---- EXERCISE INPUTS
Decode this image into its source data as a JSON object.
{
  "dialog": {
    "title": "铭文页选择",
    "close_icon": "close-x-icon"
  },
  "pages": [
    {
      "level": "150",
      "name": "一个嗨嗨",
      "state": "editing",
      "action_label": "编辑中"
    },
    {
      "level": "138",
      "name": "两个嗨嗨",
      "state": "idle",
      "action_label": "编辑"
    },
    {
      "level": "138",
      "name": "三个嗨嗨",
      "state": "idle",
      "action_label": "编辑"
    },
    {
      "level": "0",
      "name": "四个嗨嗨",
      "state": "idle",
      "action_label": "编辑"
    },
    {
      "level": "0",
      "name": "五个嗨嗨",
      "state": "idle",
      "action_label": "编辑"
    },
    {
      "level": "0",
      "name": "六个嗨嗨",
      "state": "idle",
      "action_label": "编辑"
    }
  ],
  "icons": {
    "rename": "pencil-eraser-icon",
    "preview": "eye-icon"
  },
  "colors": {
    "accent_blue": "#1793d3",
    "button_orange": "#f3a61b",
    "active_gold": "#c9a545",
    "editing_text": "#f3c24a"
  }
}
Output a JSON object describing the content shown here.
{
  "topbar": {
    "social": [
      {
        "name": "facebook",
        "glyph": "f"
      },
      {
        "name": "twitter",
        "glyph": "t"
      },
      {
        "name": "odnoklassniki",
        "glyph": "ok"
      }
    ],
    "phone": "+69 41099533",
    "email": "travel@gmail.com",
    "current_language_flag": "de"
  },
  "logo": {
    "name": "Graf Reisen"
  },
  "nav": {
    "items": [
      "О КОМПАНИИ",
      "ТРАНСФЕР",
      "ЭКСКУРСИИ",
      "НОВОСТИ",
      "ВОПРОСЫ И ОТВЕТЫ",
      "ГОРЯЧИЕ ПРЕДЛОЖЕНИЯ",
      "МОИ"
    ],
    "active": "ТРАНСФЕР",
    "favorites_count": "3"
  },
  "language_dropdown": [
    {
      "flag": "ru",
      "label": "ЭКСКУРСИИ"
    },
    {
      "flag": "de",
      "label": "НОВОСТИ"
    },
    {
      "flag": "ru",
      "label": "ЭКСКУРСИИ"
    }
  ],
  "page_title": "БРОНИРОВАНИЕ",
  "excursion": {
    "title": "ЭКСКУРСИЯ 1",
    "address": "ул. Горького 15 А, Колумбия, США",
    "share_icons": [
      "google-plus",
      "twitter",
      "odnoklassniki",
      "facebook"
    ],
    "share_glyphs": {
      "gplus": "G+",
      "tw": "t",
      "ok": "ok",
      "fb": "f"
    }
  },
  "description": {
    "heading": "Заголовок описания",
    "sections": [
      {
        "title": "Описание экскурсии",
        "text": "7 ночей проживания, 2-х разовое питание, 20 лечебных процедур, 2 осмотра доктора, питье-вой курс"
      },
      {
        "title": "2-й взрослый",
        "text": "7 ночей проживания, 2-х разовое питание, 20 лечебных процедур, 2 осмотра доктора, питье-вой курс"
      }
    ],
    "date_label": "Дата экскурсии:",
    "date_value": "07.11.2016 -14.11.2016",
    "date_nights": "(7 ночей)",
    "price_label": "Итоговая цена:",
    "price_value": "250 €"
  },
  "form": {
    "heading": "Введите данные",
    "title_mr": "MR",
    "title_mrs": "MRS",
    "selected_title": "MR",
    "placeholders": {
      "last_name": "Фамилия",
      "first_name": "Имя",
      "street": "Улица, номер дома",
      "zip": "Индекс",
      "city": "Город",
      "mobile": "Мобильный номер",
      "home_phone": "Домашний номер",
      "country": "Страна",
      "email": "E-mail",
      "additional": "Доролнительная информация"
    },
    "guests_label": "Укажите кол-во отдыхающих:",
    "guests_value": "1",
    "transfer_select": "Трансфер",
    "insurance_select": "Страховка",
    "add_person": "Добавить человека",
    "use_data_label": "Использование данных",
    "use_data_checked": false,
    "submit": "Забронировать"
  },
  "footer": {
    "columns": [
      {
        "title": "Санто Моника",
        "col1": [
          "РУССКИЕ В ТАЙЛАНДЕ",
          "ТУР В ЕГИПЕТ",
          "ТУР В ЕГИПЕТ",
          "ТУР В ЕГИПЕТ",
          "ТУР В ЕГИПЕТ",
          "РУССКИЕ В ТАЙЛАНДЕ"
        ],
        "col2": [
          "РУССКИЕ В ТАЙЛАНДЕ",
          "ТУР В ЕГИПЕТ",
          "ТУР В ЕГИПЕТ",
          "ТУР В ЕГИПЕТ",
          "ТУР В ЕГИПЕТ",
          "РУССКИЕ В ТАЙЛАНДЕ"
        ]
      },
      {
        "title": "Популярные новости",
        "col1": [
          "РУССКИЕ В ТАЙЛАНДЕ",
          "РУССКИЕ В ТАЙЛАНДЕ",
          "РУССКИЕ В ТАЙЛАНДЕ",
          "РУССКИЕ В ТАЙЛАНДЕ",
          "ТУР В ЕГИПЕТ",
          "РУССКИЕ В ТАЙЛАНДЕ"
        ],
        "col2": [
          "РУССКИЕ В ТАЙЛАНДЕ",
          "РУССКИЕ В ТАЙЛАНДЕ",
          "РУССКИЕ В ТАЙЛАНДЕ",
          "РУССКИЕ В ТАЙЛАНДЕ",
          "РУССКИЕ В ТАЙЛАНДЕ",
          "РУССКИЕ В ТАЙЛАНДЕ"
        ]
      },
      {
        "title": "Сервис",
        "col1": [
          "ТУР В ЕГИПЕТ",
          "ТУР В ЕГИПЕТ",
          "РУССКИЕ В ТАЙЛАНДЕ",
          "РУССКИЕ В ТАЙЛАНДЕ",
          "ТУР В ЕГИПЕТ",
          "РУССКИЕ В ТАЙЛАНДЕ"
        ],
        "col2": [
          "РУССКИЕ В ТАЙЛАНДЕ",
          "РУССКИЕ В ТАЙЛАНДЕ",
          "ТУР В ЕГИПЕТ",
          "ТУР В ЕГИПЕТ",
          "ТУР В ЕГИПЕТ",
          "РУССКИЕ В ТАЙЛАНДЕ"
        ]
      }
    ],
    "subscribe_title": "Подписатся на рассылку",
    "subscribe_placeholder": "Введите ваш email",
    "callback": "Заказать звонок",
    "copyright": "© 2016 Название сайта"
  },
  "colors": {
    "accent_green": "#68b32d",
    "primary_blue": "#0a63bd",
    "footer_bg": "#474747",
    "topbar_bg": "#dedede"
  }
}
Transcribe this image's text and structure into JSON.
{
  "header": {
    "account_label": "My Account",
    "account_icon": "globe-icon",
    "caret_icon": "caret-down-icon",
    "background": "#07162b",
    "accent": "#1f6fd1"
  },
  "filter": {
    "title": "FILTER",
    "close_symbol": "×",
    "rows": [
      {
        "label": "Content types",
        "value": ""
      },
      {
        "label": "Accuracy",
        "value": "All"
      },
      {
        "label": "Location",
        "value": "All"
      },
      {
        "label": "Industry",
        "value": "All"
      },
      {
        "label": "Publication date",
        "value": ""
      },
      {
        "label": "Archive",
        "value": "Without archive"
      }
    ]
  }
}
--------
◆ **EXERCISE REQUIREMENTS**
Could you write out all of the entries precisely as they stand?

◆ **SOLUTION TO THIS TASK**
Decode this image into its source data as a JSON object.
{
  "dialog": {
    "title": "铭文页选择",
    "close_icon": "close-x-icon"
  },
  "pages": [
    {
      "level": "150",
      "name": "一个嗨嗨",
      "state": "editing",
      "action_label": "编辑中"
    },
    {
      "level": "138",
      "name": "两个嗨嗨",
      "state": "idle",
      "action_label": "编辑"
    },
    {
      "level": "138",
      "name": "三个嗨嗨",
      "state": "idle",
      "action_label": "编辑"
    },
    {
      "level": "0",
      "name": "四个嗨嗨",
      "state": "idle",
      "action_label": "编辑"
    },
    {
      "level": "0",
      "name": "五个嗨嗨",
      "state": "idle",
      "action_label": "编辑"
    },
    {
      "level": "0",
      "name": "六个嗨嗨",
      "state": "idle",
      "action_label": "编辑"
    }
  ],
  "icons": {
    "rename": "pencil-eraser-icon",
    "preview": "eye-icon"
  },
  "colors": {
    "accent_blue": "#1793d3",
    "button_orange": "#f3a61b",
    "active_gold": "#c9a545",
    "editing_text": "#f3c24a"
  }
}
Output a JSON object describing the content shown here.
{
  "topbar": {
    "social": [
      {
        "name": "facebook",
        "glyph": "f"
      },
      {
        "name": "twitter",
        "glyph": "t"
      },
      {
        "name": "odnoklassniki",
        "glyph": "ok"
      }
    ],
    "phone": "+69 41099533",
    "email": "travel@gmail.com",
    "current_language_flag": "de"
  },
  "logo": {
    "name": "Graf Reisen"
  },
  "nav": {
    "items": [
      "О КОМПАНИИ",
      "ТРАНСФЕР",
      "ЭКСКУРСИИ",
      "НОВОСТИ",
      "ВОПРОСЫ И ОТВЕТЫ",
      "ГОРЯЧИЕ ПРЕДЛОЖЕНИЯ",
      "МОИ"
    ],
    "active": "ТРАНСФЕР",
    "favorites_count": "3"
  },
  "language_dropdown": [
    {
      "flag": "ru",
      "label": "ЭКСКУРСИИ"
    },
    {
      "flag": "de",
      "label": "НОВОСТИ"
    },
    {
      "flag": "ru",
      "label": "ЭКСКУРСИИ"
    }
  ],
  "page_title": "БРОНИРОВАНИЕ",
  "excursion": {
    "title": "ЭКСКУРСИЯ 1",
    "address": "ул. Горького 15 А, Колумбия, США",
    "share_icons": [
      "google-plus",
      "twitter",
      "odnoklassniki",
      "facebook"
    ],
    "share_glyphs": {
      "gplus": "G+",
      "tw": "t",
      "ok": "ok",
      "fb": "f"
    }
  },
  "description": {
    "heading": "Заголовок описания",
    "sections": [
      {
        "title": "Описание экскурсии",
        "text": "7 ночей проживания, 2-х разовое питание, 20 лечебных процедур, 2 осмотра доктора, питье-вой курс"
      },
      {
        "title": "2-й взрослый",
        "text": "7 ночей проживания, 2-х разовое питание, 20 лечебных процедур, 2 осмотра доктора, питье-вой курс"
      }
    ],
    "date_label": "Дата экскурсии:",
    "date_value": "07.11.2016 -14.11.2016",
    "date_nights": "(7 ночей)",
    "price_label": "Итоговая цена:",
    "price_value": "250 €"
  },
  "form": {
    "heading": "Введите данные",
    "title_mr": "MR",
    "title_mrs": "MRS",
    "selected_title": "MR",
    "placeholders": {
      "last_name": "Фамилия",
      "first_name": "Имя",
      "street": "Улица, номер дома",
      "zip": "Индекс",
      "city": "Город",
      "mobile": "Мобильный номер",
      "home_phone": "Домашний номер",
      "country": "Страна",
      "email": "E-mail",
      "additional": "Доролнительная информация"
    },
    "guests_label": "Укажите кол-во отдыхающих:",
    "guests_value": "1",
    "transfer_select": "Трансфер",
    "insurance_select": "Страховка",
    "add_person": "Добавить человека",
    "use_data_label": "Использование данных",
    "use_data_checked": false,
    "submit": "Забронировать"
  },
  "footer": {
    "columns": [
      {
        "title": "Санто Моника",
        "col1": [
          "РУССКИЕ В ТАЙЛАНДЕ",
          "ТУР В ЕГИПЕТ",
          "ТУР В ЕГИПЕТ",
          "ТУР В ЕГИПЕТ",
          "ТУР В ЕГИПЕТ",
          "РУССКИЕ В ТАЙЛАНДЕ"
        ],
        "col2": [
          "РУССКИЕ В ТАЙЛАНДЕ",
          "ТУР В ЕГИПЕТ",
          "ТУР В ЕГИПЕТ",
          "ТУР В ЕГИПЕТ",
          "ТУР В ЕГИПЕТ",
          "РУССКИЕ В ТАЙЛАНДЕ"
        ]
      },
      {
        "title": "Популярные новости",
        "col1": [
          "РУССКИЕ В ТАЙЛАНДЕ",
          "РУССКИЕ В ТАЙЛАНДЕ",
          "РУССКИЕ В ТАЙЛАНДЕ",
          "РУССКИЕ В ТАЙЛАНДЕ",
          "ТУР В ЕГИПЕТ",
          "РУССКИЕ В ТАЙЛАНДЕ"
        ],
        "col2": [
          "РУССКИЕ В ТАЙЛАНДЕ",
          "РУССКИЕ В ТАЙЛАНДЕ",
          "РУССКИЕ В ТАЙЛАНДЕ",
          "РУССКИЕ В ТАЙЛАНДЕ",
          "РУССКИЕ В ТАЙЛАНДЕ",
          "РУССКИЕ В ТАЙЛАНДЕ"
        ]
      },
      {
        "title": "Сервис",
        "col1": [
          "ТУР В ЕГИПЕТ",
          "ТУР В ЕГИПЕТ",
          "РУССКИЕ В ТАЙЛАНДЕ",
          "РУССКИЕ В ТАЙЛАНДЕ",
          "ТУР В ЕГИПЕТ",
          "РУССКИЕ В ТАЙЛАНДЕ"
        ],
        "col2": [
          "РУССКИЕ В ТАЙЛАНДЕ",
          "РУССКИЕ В ТАЙЛАНДЕ",
          "ТУР В ЕГИПЕТ",
          "ТУР В ЕГИПЕТ",
          "ТУР В ЕГИПЕТ",
          "РУССКИЕ В ТАЙЛАНДЕ"
        ]
      }
    ],
    "subscribe_title": "Подписатся на рассылку",
    "subscribe_placeholder": "Введите ваш email",
    "callback": "Заказать звонок",
    "copyright": "© 2016 Название сайта"
  },
  "colors": {
    "accent_green": "#68b32d",
    "primary_blue": "#0a63bd",
    "footer_bg": "#474747",
    "topbar_bg": "#dedede"
  }
}
Transcribe this image's text and structure into JSON.
{
  "header": {
    "account_label": "My Account",
    "account_icon": "globe-icon",
    "caret_icon": "caret-down-icon",
    "background": "#07162b",
    "accent": "#1f6fd1"
  },
  "filter": {
    "title": "FILTER",
    "close_symbol": "×",
    "rows": [
      {
        "label": "Content types",
        "value": ""
      },
      {
        "label": "Accuracy",
        "value": "All"
      },
      {
        "label": "Location",
        "value": "All"
      },
      {
        "label": "Industry",
        "value": "All"
      },
      {
        "label": "Publication date",
        "value": ""
      },
      {
        "label": "Archive",
        "value": "Without archive"
      }
    ]
  }
}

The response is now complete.